The possible link between autistic children and seizures was stumbled upon during an animal study at the University of Wisconsin-Madison. It appears that those who are fed soy-based formula have an increase chance of having seizures and developing epilepsy.
One in 88 children are affected by autism. Seizures are common in children with autism, as well as those with down syndrome and Alzheimer’s disease. The uncontrollable brain currents effect their standard of living, particularly when they become frequent and develop into epilepsy. While 10 percent of the population will experience a seizure at some point in their lives, according to the Epilepsy Foundation, the cause is not clear.
One-fourth of all baby formula sold in the U.S. contains soy protein. Many times, it is recommended by pediatricians as an alternative for babies who have a sensitivity to dairy. In fact, according to the American Academy of Pediatrics, they have not found any evidence that soy protein has any negative side effects.

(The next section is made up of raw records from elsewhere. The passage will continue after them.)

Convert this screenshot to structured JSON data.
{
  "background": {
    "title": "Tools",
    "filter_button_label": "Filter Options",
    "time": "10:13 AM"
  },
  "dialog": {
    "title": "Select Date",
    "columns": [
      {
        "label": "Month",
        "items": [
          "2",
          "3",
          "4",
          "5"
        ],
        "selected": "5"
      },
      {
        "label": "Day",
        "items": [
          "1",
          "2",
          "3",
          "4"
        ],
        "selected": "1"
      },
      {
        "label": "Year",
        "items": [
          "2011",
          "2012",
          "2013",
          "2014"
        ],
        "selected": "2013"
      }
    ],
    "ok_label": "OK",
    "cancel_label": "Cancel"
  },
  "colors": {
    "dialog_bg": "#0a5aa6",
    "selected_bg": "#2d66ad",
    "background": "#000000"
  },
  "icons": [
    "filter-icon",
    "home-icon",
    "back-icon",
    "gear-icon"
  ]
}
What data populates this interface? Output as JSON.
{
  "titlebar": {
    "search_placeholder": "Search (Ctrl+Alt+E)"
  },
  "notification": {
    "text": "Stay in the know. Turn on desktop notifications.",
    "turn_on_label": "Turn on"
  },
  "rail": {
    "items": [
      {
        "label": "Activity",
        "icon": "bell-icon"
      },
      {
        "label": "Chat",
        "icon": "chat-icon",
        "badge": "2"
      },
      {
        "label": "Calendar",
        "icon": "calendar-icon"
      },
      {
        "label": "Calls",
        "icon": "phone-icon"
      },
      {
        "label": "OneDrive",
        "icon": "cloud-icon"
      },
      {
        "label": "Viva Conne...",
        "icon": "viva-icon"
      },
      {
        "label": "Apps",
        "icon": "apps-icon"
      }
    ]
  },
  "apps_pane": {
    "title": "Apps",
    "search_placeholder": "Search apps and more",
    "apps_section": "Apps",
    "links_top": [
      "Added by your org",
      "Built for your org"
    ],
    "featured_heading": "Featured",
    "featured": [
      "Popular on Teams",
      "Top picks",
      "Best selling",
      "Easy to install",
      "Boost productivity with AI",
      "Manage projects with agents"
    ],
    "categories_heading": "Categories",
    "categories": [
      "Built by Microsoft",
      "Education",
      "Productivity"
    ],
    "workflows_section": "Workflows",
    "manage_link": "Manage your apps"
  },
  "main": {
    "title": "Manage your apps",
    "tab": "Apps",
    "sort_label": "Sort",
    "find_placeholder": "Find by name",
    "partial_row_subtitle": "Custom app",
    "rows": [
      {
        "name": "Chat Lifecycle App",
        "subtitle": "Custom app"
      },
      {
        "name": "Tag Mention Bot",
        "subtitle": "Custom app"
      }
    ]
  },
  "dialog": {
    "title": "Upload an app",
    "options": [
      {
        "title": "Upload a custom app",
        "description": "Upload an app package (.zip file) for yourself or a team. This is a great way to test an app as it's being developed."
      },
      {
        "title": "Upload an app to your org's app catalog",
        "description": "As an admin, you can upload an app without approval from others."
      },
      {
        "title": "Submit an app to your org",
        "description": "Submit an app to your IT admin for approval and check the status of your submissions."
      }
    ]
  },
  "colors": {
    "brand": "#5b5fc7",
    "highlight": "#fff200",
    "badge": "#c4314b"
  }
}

The author of the recent study, Cara Westmark, is the one who stumbled upon the finding that soy could be the culprit while studying drug effects in mice. The drugs have the potential to block signals that engage nerve cells and trigger seizures. When she replaced the rodent’s usual meals with a purified version, their seizures were reduced by half. The purified diet she used was dairy-based rather than soy-based.
She identified the source of protein as the main difference in their food, and thus the reduction in their seizures. Though she is not certain of the cause of the seizures, she believes that the soy contains plant-derived estrogen that cause the abnormal brain activity. The scientist from the department of neurology at the University of Wisconsin-Madison thought it might also apply to people. Her discovery led to the connection between infants who sometimes survive solely on soy-based formula.
Then she used the Simons Foundation Autism Research Initiative (SFARI) data to study the medical records of 1, 949 autistic children. Participants included in the study were diagnosed with autism, but did not have significant cognitive impairments. The study, recently published in the journal PLOS ONE, found that children were 2.6 more likely to have seizures if they were fed soy-based formula.
She found more seizures in both boys and girls, with an increased number of autistic boys diagnosed with epilepsy. Although the study was limited because it has results for 87 percent boys. Further studies with a better balance of boys and girls are necessary in order to confirm what Westmark found using the SFARI data.
While Westmark’s study found a possible link between autistic children with seizures and those fed soy-based infant formula, it was not enough to prove that one causes the other. It is also not a given that babies who are fed soy-based formula will have seizures. The study simply points out the possible relationship and the need for future studies on the subject. More research is needed to establish cause and confirm her findings, especially since there has been a rise in autism and seizures, while more products are being made with soy proteins.
By Tracy Rose